(Page and application data records)
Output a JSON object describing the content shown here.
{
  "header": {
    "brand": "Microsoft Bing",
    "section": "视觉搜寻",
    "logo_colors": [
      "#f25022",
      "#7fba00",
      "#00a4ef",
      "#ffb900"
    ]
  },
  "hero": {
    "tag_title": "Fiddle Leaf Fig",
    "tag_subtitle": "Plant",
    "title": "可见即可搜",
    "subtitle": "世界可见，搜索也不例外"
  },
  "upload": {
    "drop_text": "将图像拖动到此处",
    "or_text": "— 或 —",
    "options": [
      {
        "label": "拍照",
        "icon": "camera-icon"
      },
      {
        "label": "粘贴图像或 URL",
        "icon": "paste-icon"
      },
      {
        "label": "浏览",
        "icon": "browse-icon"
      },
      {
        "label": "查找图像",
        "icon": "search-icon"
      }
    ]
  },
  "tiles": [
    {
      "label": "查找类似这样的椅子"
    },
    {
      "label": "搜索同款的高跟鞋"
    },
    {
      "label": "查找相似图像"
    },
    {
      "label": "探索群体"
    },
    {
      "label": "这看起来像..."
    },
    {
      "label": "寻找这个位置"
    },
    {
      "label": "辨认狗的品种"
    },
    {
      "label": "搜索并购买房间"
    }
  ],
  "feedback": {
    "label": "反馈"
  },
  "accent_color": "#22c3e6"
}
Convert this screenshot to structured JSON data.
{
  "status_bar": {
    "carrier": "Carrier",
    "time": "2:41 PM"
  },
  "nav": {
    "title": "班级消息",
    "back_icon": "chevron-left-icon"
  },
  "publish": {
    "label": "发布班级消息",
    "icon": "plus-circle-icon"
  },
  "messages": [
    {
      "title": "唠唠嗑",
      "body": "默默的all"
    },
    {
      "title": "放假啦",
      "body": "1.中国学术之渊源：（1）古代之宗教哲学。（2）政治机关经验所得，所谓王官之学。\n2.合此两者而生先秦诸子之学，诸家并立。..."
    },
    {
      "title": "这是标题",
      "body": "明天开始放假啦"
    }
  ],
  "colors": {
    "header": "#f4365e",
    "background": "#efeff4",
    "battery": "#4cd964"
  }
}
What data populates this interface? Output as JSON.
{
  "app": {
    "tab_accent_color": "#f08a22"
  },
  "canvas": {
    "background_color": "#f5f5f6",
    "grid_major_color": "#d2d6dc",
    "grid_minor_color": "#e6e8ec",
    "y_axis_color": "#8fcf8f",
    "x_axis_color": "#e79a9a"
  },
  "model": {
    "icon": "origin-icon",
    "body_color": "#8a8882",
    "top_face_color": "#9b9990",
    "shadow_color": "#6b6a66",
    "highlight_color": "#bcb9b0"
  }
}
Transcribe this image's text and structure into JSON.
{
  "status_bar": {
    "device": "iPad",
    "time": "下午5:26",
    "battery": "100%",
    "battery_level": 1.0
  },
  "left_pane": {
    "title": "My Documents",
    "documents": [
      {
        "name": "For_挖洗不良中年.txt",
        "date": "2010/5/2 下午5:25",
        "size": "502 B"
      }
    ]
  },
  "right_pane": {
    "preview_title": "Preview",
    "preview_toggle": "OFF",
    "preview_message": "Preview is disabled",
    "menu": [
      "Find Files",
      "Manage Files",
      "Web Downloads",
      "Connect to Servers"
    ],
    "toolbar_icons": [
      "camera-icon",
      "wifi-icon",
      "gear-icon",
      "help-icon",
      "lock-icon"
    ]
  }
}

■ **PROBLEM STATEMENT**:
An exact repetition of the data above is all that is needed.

■ **SOLUTION TO THIS EXERCISE**:
Output a JSON object describing the content shown here.
{
  "header": {
    "brand": "Microsoft Bing",
    "section": "视觉搜寻",
    "logo_colors": [
      "#f25022",
      "#7fba00",
      "#00a4ef",
      "#ffb900"
    ]
  },
  "hero": {
    "tag_title": "Fiddle Leaf Fig",
    "tag_subtitle": "Plant",
    "title": "可见即可搜",
    "subtitle": "世界可见，搜索也不例外"
  },
  "upload": {
    "drop_text": "将图像拖动到此处",
    "or_text": "— 或 —",
    "options": [
      {
        "label": "拍照",
        "icon": "camera-icon"
      },
      {
        "label": "粘贴图像或 URL",
        "icon": "paste-icon"
      },
      {
        "label": "浏览",
        "icon": "browse-icon"
      },
      {
        "label": "查找图像",
        "icon": "search-icon"
      }
    ]
  },
  "tiles": [
    {
      "label": "查找类似这样的椅子"
    },
    {
      "label": "搜索同款的高跟鞋"
    },
    {
      "label": "查找相似图像"
    },
    {
      "label": "探索群体"
    },
    {
      "label": "这看起来像..."
    },
    {
      "label": "寻找这个位置"
    },
    {
      "label": "辨认狗的品种"
    },
    {
      "label": "搜索并购买房间"
    }
  ],
  "feedback": {
    "label": "反馈"
  },
  "accent_color": "#22c3e6"
}
Convert this screenshot to structured JSON data.
{
  "status_bar": {
    "carrier": "Carrier",
    "time": "2:41 PM"
  },
  "nav": {
    "title": "班级消息",
    "back_icon": "chevron-left-icon"
  },
  "publish": {
    "label": "发布班级消息",
    "icon": "plus-circle-icon"
  },
  "messages": [
    {
      "title": "唠唠嗑",
      "body": "默默的all"
    },
    {
      "title": "放假啦",
      "body": "1.中国学术之渊源：（1）古代之宗教哲学。（2）政治机关经验所得，所谓王官之学。\n2.合此两者而生先秦诸子之学，诸家并立。..."
    },
    {
      "title": "这是标题",
      "body": "明天开始放假啦"
    }
  ],
  "colors": {
    "header": "#f4365e",
    "background": "#efeff4",
    "battery": "#4cd964"
  }
}
What data populates this interface? Output as JSON.
{
  "app": {
    "tab_accent_color": "#f08a22"
  },
  "canvas": {
    "background_color": "#f5f5f6",
    "grid_major_color": "#d2d6dc",
    "grid_minor_color": "#e6e8ec",
    "y_axis_color": "#8fcf8f",
    "x_axis_color": "#e79a9a"
  },
  "model": {
    "icon": "origin-icon",
    "body_color": "#8a8882",
    "top_face_color": "#9b9990",
    "shadow_color": "#6b6a66",
    "highlight_color": "#bcb9b0"
  }
}
Transcribe this image's text and structure into JSON.
{
  "status_bar": {
    "device": "iPad",
    "time": "下午5:26",
    "battery": "100%",
    "battery_level": 1.0
  },
  "left_pane": {
    "title": "My Documents",
    "documents": [
      {
        "name": "For_挖洗不良中年.txt",
        "date": "2010/5/2 下午5:25",
        "size": "502 B"
      }
    ]
  },
  "right_pane": {
    "preview_title": "Preview",
    "preview_toggle": "OFF",
    "preview_message": "Preview is disabled",
    "menu": [
      "Find Files",
      "Manage Files",
      "Web Downloads",
      "Connect to Servers"
    ],
    "toolbar_icons": [
      "camera-icon",
      "wifi-icon",
      "gear-icon",
      "help-icon",
      "lock-icon"
    ]
  }
}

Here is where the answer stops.